Consider what the Report indicates about open door policies, for example. Because so many issues had not been previously reported to management, it suggests a surprising trend. Despite organizations’ best efforts to promote reporting through managerial channels, employees may still prefer alternative reporting methods.
Once an organization understands how its hotline program is working, it can also evaluate its ability to handle cases, tracking activity from first report all the way through resolution. If investigations are not yielding satisfactory results, it may indicate a deficiency in the way reports are gathered. Or perhaps it’s worth looking at why people choose to remain anonymous, which can make investigations more difficult.
While hotline results differ depending according to specific company policies and cultures, they demonstrate the valuable role hotlines play in a successful compliance program.

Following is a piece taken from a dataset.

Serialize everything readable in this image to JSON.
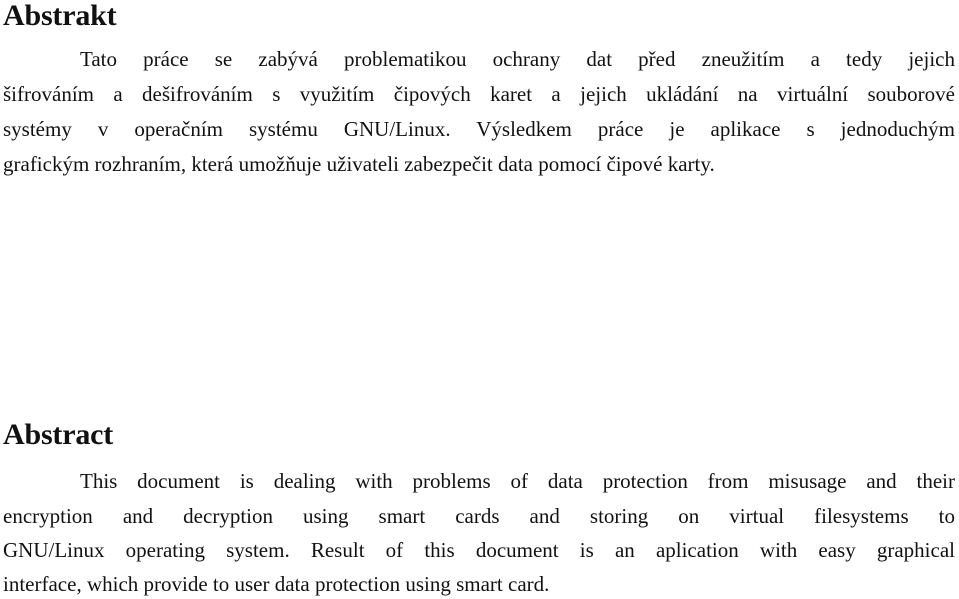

“Consider the potential impact of just one fraud-related incident,” said Tony Malone, “It’s anyone’s guess as to what can happen when an issue goes discovered. A hotline could mean the difference between simple disciplinary action and a full-blown incident.”
The fact that most reports are serious enough to investigate should be a loud wake up call for many organizations. It’s a clear indicator of the importance of maintaining the integrity of internal controls. A detailed analysis of hotline data gives organizations a distinct advantage.
Although hotlines are just one component of an effective compliance program, they are proving their worth in their ability to uncover weaknesses and drive improvements. While compliance is not without its costs and its efforts, it is clearly reducing risk and helping to restore confidence in financial functions and in the organizations that rely on them.
Mr. Malone has been the Company’s CEO since October 1, 1998 and co-owner of the Company since January of 2003.
In that capacity, he is responsible for the overall strategic direction of the Company.
Prior to joining The Network, Mr. Malone was President and COO for Riscorp, Inc., where he led the Company through a successful IPO up to its subsequent sale. Mr. Malone was Director of Risk Management for KFC (then a PepsiCo company), Manager of Risk Financing for BATUS Inc., and in various positions at The Upjohn Company.
He has a Master of Business Administration degree in Risk Management and a Bachelor of Arts degree in Finance. Mr. Malone holds the Associate in Risk Management (ARM) and Chartered Property & Casualty Underwriter (CPCU) professional designations.